* **Task requirements**:
Each record in the listing below is to be duplicated exactly.

* **Data**:
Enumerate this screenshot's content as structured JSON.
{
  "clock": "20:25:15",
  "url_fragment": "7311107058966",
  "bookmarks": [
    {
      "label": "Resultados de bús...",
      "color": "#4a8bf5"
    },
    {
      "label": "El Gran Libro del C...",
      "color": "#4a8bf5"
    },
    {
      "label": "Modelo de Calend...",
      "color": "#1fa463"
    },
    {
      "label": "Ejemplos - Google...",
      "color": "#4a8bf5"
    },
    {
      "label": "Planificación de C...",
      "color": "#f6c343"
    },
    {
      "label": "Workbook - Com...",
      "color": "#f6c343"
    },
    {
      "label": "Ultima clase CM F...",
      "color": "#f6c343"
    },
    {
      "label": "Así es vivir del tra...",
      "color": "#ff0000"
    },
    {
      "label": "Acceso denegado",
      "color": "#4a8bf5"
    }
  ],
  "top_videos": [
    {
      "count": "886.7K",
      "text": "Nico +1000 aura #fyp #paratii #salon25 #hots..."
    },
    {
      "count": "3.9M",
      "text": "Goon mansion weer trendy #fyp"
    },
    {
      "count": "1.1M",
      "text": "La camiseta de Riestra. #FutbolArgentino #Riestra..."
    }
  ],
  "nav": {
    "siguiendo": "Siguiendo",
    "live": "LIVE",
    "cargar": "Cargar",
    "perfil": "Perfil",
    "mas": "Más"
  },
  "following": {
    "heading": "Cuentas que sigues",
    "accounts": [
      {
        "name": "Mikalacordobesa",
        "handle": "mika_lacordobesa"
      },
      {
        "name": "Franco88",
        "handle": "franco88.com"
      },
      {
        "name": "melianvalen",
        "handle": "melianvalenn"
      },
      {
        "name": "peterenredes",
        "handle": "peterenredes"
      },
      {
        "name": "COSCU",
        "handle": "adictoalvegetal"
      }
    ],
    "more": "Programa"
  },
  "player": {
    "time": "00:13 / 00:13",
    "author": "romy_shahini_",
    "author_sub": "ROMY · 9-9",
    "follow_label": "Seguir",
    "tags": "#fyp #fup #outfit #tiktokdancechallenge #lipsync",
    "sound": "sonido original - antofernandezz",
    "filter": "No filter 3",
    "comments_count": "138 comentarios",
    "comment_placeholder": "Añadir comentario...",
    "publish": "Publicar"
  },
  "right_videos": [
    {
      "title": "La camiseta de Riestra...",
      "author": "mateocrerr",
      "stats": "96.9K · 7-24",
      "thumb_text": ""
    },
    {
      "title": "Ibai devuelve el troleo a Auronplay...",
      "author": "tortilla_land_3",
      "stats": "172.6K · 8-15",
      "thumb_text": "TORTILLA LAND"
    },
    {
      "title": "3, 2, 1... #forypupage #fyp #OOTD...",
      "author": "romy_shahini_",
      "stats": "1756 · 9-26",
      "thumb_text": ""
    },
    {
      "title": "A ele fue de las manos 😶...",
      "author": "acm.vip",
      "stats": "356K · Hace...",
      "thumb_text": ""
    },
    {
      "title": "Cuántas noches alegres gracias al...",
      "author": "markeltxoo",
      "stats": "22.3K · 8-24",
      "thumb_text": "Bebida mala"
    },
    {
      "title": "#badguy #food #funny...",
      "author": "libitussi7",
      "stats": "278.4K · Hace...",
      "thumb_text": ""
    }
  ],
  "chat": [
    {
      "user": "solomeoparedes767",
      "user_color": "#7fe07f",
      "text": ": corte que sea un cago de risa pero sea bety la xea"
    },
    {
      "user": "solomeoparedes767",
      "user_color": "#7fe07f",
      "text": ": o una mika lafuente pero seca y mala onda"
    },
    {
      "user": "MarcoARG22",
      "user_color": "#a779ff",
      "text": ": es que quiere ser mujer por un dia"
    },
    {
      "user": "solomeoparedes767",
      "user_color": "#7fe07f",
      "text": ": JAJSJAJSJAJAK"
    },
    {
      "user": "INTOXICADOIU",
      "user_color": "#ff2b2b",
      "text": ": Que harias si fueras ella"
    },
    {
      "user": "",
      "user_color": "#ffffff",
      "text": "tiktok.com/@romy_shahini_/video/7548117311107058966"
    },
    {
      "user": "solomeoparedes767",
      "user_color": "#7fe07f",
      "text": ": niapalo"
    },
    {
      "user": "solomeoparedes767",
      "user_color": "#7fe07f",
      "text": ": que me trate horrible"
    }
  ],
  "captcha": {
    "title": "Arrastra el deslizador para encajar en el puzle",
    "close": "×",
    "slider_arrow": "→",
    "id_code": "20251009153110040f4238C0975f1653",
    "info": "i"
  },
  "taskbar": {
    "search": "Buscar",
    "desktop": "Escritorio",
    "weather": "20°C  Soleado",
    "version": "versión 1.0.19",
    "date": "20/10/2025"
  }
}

* **Task response**:
Enumerate this screenshot's content as structured JSON.
{
  "clock": "20:25:15",
  "url_fragment": "7311107058966",
  "bookmarks": [
    {
      "label": "Resultados de bús...",
      "color": "#4a8bf5"
    },
    {
      "label": "El Gran Libro del C...",
      "color": "#4a8bf5"
    },
    {
      "label": "Modelo de Calend...",
      "color": "#1fa463"
    },
    {
      "label": "Ejemplos - Google...",
      "color": "#4a8bf5"
    },
    {
      "label": "Planificación de C...",
      "color": "#f6c343"
    },
    {
      "label": "Workbook - Com...",
      "color": "#f6c343"
    },
    {
      "label": "Ultima clase CM F...",
      "color": "#f6c343"
    },
    {
      "label": "Así es vivir del tra...",
      "color": "#ff0000"
    },
    {
      "label": "Acceso denegado",
      "color": "#4a8bf5"
    }
  ],
  "top_videos": [
    {
      "count": "886.7K",
      "text": "Nico +1000 aura #fyp #paratii #salon25 #hots..."
    },
    {
      "count": "3.9M",
      "text": "Goon mansion weer trendy #fyp"
    },
    {
      "count": "1.1M",
      "text": "La camiseta de Riestra. #FutbolArgentino #Riestra..."
    }
  ],
  "nav": {
    "siguiendo": "Siguiendo",
    "live": "LIVE",
    "cargar": "Cargar",
    "perfil": "Perfil",
    "mas": "Más"
  },
  "following": {
    "heading": "Cuentas que sigues",
    "accounts": [
      {
        "name": "Mikalacordobesa",
        "handle": "mika_lacordobesa"
      },
      {
        "name": "Franco88",
        "handle": "franco88.com"
      },
      {
        "name": "melianvalen",
        "handle": "melianvalenn"
      },
      {
        "name": "peterenredes",
        "handle": "peterenredes"
      },
      {
        "name": "COSCU",
        "handle": "adictoalvegetal"
      }
    ],
    "more": "Programa"
  },
  "player": {
    "time": "00:13 / 00:13",
    "author": "romy_shahini_",
    "author_sub": "ROMY · 9-9",
    "follow_label": "Seguir",
    "tags": "#fyp #fup #outfit #tiktokdancechallenge #lipsync",
    "sound": "sonido original - antofernandezz",
    "filter": "No filter 3",
    "comments_count": "138 comentarios",
    "comment_placeholder": "Añadir comentario...",
    "publish": "Publicar"
  },
  "right_videos": [
    {
      "title": "La camiseta de Riestra...",
      "author": "mateocrerr",
      "stats": "96.9K · 7-24",
      "thumb_text": ""
    },
    {
      "title": "Ibai devuelve el troleo a Auronplay...",
      "author": "tortilla_land_3",
      "stats": "172.6K · 8-15",
      "thumb_text": "TORTILLA LAND"
    },
    {
      "title": "3, 2, 1... #forypupage #fyp #OOTD...",
      "author": "romy_shahini_",
      "stats": "1756 · 9-26",
      "thumb_text": ""
    },
    {
      "title": "A ele fue de las manos 😶...",
      "author": "acm.vip",
      "stats": "356K · Hace...",
      "thumb_text": ""
    },
    {
      "title": "Cuántas noches alegres gracias al...",
      "author": "markeltxoo",
      "stats": "22.3K · 8-24",
      "thumb_text": "Bebida mala"
    },
    {
      "title": "#badguy #food #funny...",
      "author": "libitussi7",
      "stats": "278.4K · Hace...",
      "thumb_text": ""
    }
  ],
  "chat": [
    {
      "user": "solomeoparedes767",
      "user_color": "#7fe07f",
      "text": ": corte que sea un cago de risa pero sea bety la xea"
    },
    {
      "user": "solomeoparedes767",
      "user_color": "#7fe07f",
      "text": ": o una mika lafuente pero seca y mala onda"
    },
    {
      "user": "MarcoARG22",
      "user_color": "#a779ff",
      "text": ": es que quiere ser mujer por un dia"
    },
    {
      "user": "solomeoparedes767",
      "user_color": "#7fe07f",
      "text": ": JAJSJAJSJAJAK"
    },
    {
      "user": "INTOXICADOIU",
      "user_color": "#ff2b2b",
      "text": ": Que harias si fueras ella"
    },
    {
      "user": "",
      "user_color": "#ffffff",
      "text": "tiktok.com/@romy_shahini_/video/7548117311107058966"
    },
    {
      "user": "solomeoparedes767",
      "user_color": "#7fe07f",
      "text": ": niapalo"
    },
    {
      "user": "solomeoparedes767",
      "user_color": "#7fe07f",
      "text": ": que me trate horrible"
    }
  ],
  "captcha": {
    "title": "Arrastra el deslizador para encajar en el puzle",
    "close": "×",
    "slider_arrow": "→",
    "id_code": "20251009153110040f4238C0975f1653",
    "info": "i"
  },
  "taskbar": {
    "search": "Buscar",
    "desktop": "Escritorio",
    "weather": "20°C  Soleado",
    "version": "versión 1.0.19",
    "date": "20/10/2025"
  }
}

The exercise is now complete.